EXERCISE DIRECTIONS
In the material below, which lines hold the word "Geller"? Pick each one out.

GIVEN INFORMATION
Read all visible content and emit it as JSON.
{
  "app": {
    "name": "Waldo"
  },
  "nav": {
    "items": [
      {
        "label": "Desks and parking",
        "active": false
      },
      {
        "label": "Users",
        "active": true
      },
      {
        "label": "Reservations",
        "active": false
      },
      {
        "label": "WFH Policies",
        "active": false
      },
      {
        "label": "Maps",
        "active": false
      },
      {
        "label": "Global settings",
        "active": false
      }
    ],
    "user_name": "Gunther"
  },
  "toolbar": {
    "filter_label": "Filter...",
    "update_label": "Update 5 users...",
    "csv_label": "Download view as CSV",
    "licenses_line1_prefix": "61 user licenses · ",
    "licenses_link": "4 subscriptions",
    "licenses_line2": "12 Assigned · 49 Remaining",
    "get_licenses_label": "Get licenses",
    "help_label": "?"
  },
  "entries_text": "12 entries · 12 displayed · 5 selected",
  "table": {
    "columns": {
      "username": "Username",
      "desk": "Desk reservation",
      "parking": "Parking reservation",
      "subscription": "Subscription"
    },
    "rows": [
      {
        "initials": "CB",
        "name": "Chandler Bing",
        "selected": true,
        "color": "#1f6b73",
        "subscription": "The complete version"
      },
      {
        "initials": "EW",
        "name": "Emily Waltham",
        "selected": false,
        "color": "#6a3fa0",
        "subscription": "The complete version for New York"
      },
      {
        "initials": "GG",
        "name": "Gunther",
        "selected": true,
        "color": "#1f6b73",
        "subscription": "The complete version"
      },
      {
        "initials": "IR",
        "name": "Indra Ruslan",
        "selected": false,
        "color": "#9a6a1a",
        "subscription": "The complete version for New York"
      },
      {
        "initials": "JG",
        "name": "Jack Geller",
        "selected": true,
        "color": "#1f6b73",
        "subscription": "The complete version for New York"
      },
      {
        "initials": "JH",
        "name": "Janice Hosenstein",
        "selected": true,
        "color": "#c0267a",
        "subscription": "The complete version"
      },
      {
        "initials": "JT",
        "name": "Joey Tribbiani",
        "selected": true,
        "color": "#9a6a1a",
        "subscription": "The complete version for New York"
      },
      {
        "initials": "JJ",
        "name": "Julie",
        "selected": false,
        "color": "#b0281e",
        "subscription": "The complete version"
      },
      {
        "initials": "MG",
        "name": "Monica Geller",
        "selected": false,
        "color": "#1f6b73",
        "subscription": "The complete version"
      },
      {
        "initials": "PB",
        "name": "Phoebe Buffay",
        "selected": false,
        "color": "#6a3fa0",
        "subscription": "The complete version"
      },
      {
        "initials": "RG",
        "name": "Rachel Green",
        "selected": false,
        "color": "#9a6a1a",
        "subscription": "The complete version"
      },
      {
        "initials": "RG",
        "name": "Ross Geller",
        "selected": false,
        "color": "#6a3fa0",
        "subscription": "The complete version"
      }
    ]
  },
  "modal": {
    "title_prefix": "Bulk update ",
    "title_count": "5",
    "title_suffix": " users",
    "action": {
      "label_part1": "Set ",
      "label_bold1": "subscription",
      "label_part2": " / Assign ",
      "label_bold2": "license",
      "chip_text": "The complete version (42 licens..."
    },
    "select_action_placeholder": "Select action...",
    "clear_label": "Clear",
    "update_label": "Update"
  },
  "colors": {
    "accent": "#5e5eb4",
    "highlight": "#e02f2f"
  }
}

EXERCISE OUTPUT
        "name": "Jack Geller",
        "name": "Monica Geller",
        "name": "Ross Geller",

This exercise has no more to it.